Increasing Plant Yield by Inhibiting Attenuating Enzymes (No. T4-1812)
Lead Researcher: Avihai Danon
A growing global population requires a greater food supply. The agriculture industry and biotechnology sector are trying to overcome the challenge and improve crop efficiency by increasing food production in the same or smaller farming areas, as well as dealing with the threats imposed by climate change. Consequently there is a strong need for methods in improving crop yields that increase plant biomass to improve the efficiency of crop production. The group of Prof. Avihai Danon at the Weizmann Institute of Science have discovered that by modifying the enzyme “atypical cys his rich thioredxin” (ACHT4), leads to an overall increase in starch and biomass of tested plant species. The innovation of the Danon group represents a potentially novel method of improving overall plant yields, using standard techniques.
- Improving plant biomass production
- Straightforward method
- Applicable to a wide array of crops
The technology is based on the discovery that ACHT4 interacts with the AGPase enzyme, which is the first committed enzyme in the starch synthesis pathway. The Danon group discovered that ACHT4 transfers an oxidative signal (disulfide bond formation) from 2-Cys Prx to AGPase, via the APGases small subunit ASP1. The oxidative signal inactivates AGPase, specifically in the transition from day to night cycle. Additionally, it was discovered that by truncating the C-terminus of ACHT4 and overexpressing the ACHT4?C, stopped the interaction with ASP1, consequently allowing for an increased transitory starch content.

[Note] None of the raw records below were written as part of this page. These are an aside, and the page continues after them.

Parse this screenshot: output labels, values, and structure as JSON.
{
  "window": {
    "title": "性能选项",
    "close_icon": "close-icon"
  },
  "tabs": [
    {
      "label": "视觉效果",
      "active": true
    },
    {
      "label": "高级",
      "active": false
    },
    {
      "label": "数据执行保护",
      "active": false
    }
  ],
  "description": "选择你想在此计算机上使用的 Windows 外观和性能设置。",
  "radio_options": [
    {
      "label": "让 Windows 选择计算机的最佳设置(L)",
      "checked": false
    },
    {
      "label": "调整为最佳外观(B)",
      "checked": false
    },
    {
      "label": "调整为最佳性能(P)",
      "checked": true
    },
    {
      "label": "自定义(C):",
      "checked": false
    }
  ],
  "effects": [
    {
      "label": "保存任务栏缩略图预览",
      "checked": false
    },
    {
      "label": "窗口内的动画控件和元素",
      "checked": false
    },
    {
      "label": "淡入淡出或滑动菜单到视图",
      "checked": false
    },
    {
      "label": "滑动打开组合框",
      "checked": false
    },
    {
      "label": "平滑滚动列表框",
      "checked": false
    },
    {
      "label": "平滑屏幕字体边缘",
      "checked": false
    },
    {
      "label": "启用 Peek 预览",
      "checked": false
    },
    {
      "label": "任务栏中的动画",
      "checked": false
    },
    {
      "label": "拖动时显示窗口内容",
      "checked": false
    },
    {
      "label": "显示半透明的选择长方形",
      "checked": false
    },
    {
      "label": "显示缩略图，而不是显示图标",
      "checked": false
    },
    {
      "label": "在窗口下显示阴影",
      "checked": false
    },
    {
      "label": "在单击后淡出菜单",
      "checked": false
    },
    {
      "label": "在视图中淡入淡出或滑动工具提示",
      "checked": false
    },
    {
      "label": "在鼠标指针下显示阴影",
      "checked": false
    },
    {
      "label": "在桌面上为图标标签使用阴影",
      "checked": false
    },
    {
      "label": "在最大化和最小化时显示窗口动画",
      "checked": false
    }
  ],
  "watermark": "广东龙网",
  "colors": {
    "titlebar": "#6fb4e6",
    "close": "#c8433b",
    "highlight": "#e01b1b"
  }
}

The overexpression of ACHT4?C showed an increase in plant biomass yield in at least two different plant species.